Nothing is to be altered. Print each record in full.

Items from a dataset:

________________________________________

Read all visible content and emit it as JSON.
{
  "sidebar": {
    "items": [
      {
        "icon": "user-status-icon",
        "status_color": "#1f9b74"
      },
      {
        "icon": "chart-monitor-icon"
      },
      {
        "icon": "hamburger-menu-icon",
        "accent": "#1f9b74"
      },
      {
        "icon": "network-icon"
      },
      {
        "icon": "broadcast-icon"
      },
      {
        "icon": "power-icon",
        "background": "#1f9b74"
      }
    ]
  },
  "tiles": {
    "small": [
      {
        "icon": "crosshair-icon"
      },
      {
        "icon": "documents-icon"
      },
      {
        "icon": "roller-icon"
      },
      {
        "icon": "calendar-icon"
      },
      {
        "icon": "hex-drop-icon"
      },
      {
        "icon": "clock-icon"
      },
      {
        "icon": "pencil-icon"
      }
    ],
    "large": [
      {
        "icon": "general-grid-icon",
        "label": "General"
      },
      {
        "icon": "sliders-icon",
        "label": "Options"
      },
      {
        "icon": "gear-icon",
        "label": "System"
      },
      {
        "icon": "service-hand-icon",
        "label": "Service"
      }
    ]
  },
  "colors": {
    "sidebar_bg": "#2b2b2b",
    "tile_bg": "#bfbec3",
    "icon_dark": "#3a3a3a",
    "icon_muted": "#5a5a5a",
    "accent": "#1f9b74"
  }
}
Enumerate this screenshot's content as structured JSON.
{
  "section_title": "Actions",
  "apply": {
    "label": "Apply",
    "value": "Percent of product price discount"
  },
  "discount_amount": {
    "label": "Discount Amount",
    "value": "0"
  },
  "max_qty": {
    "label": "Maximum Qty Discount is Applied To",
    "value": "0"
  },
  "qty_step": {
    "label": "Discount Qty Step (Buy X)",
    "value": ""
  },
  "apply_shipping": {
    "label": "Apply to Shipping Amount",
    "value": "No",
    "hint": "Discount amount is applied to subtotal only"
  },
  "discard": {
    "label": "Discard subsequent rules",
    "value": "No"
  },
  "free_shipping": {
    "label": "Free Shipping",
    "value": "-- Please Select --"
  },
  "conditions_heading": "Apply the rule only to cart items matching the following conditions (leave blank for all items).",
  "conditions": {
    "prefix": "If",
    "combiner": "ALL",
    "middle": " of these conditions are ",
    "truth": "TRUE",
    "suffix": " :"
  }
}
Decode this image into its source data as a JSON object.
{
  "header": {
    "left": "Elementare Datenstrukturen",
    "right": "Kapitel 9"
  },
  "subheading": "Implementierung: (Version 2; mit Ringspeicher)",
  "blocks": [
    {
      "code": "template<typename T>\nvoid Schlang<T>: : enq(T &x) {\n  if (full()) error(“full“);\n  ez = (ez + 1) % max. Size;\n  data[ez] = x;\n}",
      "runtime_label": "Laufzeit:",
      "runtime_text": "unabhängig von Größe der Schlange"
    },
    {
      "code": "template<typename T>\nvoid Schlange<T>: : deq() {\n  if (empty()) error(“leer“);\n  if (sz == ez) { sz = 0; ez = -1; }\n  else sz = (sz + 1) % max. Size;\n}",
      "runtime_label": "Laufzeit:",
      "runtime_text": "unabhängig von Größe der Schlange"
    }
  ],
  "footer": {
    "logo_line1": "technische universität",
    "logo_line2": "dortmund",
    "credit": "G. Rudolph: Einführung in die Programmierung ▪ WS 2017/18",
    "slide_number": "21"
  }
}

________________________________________

### WORKED SOLUTION
Read all visible content and emit it as JSON.
{
  "sidebar": {
    "items": [
      {
        "icon": "user-status-icon",
        "status_color": "#1f9b74"
      },
      {
        "icon": "chart-monitor-icon"
      },
      {
        "icon": "hamburger-menu-icon",
        "accent": "#1f9b74"
      },
      {
        "icon": "network-icon"
      },
      {
        "icon": "broadcast-icon"
      },
      {
        "icon": "power-icon",
        "background": "#1f9b74"
      }
    ]
  },
  "tiles": {
    "small": [
      {
        "icon": "crosshair-icon"
      },
      {
        "icon": "documents-icon"
      },
      {
        "icon": "roller-icon"
      },
      {
        "icon": "calendar-icon"
      },
      {
        "icon": "hex-drop-icon"
      },
      {
        "icon": "clock-icon"
      },
      {
        "icon": "pencil-icon"
      }
    ],
    "large": [
      {
        "icon": "general-grid-icon",
        "label": "General"
      },
      {
        "icon": "sliders-icon",
        "label": "Options"
      },
      {
        "icon": "gear-icon",
        "label": "System"
      },
      {
        "icon": "service-hand-icon",
        "label": "Service"
      }
    ]
  },
  "colors": {
    "sidebar_bg": "#2b2b2b",
    "tile_bg": "#bfbec3",
    "icon_dark": "#3a3a3a",
    "icon_muted": "#5a5a5a",
    "accent": "#1f9b74"
  }
}
Enumerate this screenshot's content as structured JSON.
{
  "section_title": "Actions",
  "apply": {
    "label": "Apply",
    "value": "Percent of product price discount"
  },
  "discount_amount": {
    "label": "Discount Amount",
    "value": "0"
  },
  "max_qty": {
    "label": "Maximum Qty Discount is Applied To",
    "value": "0"
  },
  "qty_step": {
    "label": "Discount Qty Step (Buy X)",
    "value": ""
  },
  "apply_shipping": {
    "label": "Apply to Shipping Amount",
    "value": "No",
    "hint": "Discount amount is applied to subtotal only"
  },
  "discard": {
    "label": "Discard subsequent rules",
    "value": "No"
  },
  "free_shipping": {
    "label": "Free Shipping",
    "value": "-- Please Select --"
  },
  "conditions_heading": "Apply the rule only to cart items matching the following conditions (leave blank for all items).",
  "conditions": {
    "prefix": "If",
    "combiner": "ALL",
    "middle": " of these conditions are ",
    "truth": "TRUE",
    "suffix": " :"
  }
}
Decode this image into its source data as a JSON object.
{
  "header": {
    "left": "Elementare Datenstrukturen",
    "right": "Kapitel 9"
  },
  "subheading": "Implementierung: (Version 2; mit Ringspeicher)",
  "blocks": [
    {
      "code": "template<typename T>\nvoid Schlang<T>: : enq(T &x) {\n  if (full()) error(“full“);\n  ez = (ez + 1) % max. Size;\n  data[ez] = x;\n}",
      "runtime_label": "Laufzeit:",
      "runtime_text": "unabhängig von Größe der Schlange"
    },
    {
      "code": "template<typename T>\nvoid Schlange<T>: : deq() {\n  if (empty()) error(“leer“);\n  if (sz == ez) { sz = 0; ez = -1; }\n  else sz = (sz + 1) % max. Size;\n}",
      "runtime_label": "Laufzeit:",
      "runtime_text": "unabhängig von Größe der Schlange"
    }
  ],
  "footer": {
    "logo_line1": "technische universität",
    "logo_line2": "dortmund",
    "credit": "G. Rudolph: Einführung in die Programmierung ▪ WS 2017/18",
    "slide_number": "21"
  }
}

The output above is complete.